General Chemistry for Engineers is tailored for a one-semester freshman-level college course for students pursuing engineering degrees. The book offers a balance of conciseness, rigor, and depth needed to prepare students for more advanced coursework and careers in various engineering specialties, such as civil, environmental, electrical, computer, mechanical and industrial engineering, in addition to chemical engineering.
This text leads students through the breadth of a typical two-semester sequence in general chemistry. It elucidates the key concepts and skills important for entering engineering students, including problem solving, qualitative and quantitative thinking, and importance of units. Examples are drawn from problems of interest to modern engineers, including alternative energy, advanced materials, and the environment. The book is the result of the author's unique experiences teaching approximately 2,500 freshman in chemistry and upper-level students in chemical and biological engineering, in addition to leading research and development teaching in the medical device and specialty pharmaceutical industries. The author received a variety of teaching awards at Northeastern honoring his work in making an intense, fast-pace course manageable and exciting.
Paul A. DiMilla is an Associate Academic Specialist in Chemistry & Chemical Biology and Chemical Engineering at Northeastern University. He received his B.S. from the Massachusetts Institute of Technology and his Ph.D. from the University of Pennsylvania, both in Chemical Engineering. He was a Postdoctoral Fellow in Chemistry at Harvard University prior to beginning his faculty career in Chemical and Biomedical Engineering at Carnegie Mellon University, where he co-founded Automated Cell, Inc.

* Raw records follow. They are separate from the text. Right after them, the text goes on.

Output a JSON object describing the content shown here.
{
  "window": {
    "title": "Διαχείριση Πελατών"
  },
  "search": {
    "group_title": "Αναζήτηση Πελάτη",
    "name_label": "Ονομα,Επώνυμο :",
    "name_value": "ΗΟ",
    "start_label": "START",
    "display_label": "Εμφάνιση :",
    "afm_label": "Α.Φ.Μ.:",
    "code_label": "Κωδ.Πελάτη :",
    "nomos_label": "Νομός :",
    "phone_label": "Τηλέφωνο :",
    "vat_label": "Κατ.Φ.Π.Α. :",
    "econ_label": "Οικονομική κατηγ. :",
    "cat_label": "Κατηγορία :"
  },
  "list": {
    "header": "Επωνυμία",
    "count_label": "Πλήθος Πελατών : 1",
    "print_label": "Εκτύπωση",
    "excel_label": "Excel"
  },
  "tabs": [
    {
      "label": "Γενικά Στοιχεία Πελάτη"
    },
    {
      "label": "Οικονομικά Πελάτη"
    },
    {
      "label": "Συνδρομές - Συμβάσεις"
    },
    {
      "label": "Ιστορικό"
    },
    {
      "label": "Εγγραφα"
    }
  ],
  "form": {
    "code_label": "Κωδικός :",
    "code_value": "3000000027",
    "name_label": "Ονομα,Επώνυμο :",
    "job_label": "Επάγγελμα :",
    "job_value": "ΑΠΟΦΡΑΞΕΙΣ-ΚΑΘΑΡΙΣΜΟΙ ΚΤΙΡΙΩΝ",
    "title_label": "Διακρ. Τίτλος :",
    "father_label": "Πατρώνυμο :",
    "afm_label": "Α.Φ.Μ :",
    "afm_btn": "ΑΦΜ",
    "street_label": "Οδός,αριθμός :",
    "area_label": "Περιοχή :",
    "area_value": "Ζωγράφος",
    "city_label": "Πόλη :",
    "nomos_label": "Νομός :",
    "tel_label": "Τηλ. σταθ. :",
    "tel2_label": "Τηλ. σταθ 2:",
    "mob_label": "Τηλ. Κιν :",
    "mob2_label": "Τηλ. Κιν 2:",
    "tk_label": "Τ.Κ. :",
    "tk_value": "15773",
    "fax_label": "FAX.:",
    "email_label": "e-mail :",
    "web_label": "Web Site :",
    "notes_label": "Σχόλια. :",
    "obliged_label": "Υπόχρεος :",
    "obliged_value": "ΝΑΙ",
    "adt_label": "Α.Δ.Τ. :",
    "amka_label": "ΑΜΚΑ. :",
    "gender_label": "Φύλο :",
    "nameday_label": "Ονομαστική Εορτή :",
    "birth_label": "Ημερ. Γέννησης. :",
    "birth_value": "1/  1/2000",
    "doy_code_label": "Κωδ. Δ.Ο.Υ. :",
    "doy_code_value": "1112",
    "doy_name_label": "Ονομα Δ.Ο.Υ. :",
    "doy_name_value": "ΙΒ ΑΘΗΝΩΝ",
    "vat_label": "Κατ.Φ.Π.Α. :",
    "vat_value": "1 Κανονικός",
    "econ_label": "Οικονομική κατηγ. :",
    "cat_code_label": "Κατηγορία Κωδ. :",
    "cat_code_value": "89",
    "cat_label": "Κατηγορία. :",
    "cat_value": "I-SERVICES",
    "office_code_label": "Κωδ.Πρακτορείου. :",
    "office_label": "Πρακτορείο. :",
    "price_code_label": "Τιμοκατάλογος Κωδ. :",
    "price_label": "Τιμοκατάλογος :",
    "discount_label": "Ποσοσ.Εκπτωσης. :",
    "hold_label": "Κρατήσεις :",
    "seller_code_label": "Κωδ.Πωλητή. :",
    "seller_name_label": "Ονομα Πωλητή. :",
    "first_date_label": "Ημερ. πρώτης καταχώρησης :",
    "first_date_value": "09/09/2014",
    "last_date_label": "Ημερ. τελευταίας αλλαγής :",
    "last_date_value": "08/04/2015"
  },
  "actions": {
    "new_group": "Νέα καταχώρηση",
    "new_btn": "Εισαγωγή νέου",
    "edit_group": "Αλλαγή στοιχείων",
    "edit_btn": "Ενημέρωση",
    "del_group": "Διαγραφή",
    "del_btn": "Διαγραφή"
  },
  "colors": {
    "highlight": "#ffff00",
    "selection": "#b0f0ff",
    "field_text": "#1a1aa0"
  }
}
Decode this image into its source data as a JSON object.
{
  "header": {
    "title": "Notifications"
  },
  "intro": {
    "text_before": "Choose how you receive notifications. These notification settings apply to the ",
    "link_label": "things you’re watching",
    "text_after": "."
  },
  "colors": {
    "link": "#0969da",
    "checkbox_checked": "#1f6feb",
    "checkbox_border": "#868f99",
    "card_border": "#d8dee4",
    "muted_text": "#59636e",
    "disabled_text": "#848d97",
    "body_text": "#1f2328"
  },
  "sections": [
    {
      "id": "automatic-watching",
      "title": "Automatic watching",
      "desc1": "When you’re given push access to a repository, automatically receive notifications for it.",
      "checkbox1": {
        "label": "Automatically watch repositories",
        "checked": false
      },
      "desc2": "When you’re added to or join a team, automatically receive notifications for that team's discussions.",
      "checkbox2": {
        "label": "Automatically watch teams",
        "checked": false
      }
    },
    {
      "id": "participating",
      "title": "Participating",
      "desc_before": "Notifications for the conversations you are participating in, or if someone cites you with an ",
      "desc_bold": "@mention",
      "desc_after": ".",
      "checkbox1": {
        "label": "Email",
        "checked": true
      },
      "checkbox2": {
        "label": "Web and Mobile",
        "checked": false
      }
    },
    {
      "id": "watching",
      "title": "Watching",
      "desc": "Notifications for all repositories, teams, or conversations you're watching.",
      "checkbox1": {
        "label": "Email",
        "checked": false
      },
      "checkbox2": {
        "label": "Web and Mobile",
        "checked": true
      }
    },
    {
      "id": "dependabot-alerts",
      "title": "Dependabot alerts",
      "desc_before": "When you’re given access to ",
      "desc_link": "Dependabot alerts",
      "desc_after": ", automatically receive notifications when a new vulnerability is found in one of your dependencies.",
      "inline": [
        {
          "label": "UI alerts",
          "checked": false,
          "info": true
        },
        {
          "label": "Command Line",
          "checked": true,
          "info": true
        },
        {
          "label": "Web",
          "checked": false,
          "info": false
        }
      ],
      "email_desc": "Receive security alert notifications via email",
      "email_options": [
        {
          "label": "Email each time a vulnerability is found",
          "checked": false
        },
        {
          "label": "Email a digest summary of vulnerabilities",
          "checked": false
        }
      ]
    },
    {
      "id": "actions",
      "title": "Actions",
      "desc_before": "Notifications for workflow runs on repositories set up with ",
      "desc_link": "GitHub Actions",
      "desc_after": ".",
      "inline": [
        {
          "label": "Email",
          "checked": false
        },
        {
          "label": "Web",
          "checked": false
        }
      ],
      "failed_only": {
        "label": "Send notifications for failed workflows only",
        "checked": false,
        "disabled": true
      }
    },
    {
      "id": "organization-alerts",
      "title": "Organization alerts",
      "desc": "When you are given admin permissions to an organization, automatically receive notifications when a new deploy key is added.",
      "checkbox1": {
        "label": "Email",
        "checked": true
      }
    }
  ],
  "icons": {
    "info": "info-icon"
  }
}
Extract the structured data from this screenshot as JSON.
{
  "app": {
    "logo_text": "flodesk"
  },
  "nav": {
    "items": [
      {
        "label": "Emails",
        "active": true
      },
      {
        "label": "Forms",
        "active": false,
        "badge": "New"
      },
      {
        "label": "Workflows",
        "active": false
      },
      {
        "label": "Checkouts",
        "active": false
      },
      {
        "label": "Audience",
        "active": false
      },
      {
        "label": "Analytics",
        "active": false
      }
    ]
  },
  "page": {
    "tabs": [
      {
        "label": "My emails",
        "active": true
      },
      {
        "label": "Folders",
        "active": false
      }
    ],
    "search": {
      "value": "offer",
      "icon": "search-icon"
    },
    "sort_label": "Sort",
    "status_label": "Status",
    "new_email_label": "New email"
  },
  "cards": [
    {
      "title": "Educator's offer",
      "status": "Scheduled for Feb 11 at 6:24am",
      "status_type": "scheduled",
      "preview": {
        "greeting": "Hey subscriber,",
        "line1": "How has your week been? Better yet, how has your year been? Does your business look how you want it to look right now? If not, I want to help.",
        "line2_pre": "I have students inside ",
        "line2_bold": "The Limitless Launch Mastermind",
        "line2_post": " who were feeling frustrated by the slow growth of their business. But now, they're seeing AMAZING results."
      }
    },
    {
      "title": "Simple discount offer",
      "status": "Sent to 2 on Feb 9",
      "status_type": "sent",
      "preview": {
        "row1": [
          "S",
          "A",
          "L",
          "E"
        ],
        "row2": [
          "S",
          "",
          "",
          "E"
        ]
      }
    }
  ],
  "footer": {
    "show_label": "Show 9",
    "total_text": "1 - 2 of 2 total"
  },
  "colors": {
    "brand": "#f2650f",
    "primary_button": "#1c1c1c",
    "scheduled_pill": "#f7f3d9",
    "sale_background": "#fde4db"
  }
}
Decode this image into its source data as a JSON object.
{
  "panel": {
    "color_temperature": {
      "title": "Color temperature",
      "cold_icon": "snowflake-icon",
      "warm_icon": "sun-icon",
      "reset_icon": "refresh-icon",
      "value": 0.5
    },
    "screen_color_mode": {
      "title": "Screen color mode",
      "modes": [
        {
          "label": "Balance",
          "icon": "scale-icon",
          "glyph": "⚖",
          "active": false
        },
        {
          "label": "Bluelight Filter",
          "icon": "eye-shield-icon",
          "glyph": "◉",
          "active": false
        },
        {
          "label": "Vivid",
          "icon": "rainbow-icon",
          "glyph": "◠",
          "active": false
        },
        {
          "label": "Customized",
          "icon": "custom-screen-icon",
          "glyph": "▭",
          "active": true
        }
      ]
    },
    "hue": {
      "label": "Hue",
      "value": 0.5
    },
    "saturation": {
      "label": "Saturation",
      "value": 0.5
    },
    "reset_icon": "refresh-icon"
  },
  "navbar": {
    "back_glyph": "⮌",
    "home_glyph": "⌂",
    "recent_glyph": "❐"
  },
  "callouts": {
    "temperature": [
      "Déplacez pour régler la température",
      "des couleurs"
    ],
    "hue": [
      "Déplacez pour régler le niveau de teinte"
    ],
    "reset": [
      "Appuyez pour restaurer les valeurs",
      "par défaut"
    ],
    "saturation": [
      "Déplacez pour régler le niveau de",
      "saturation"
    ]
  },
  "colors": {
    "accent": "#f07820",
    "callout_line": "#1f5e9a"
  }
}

Paul was a Visiting Professor of Bioengineering at the Franklin W. Olin College of Engineering and a Visiting Scholar in Biomedical Engineering at Boston University. Additionally, he led R&D teams in the private sector, developing tissue-engineered medical products and drug- generating biodegradable polymers. He received an Early Career Development Award from the NSF, a Searle Scholar Award, and the first Whitaker Young Investigator Award. He is also the inventor on seven issued US patents.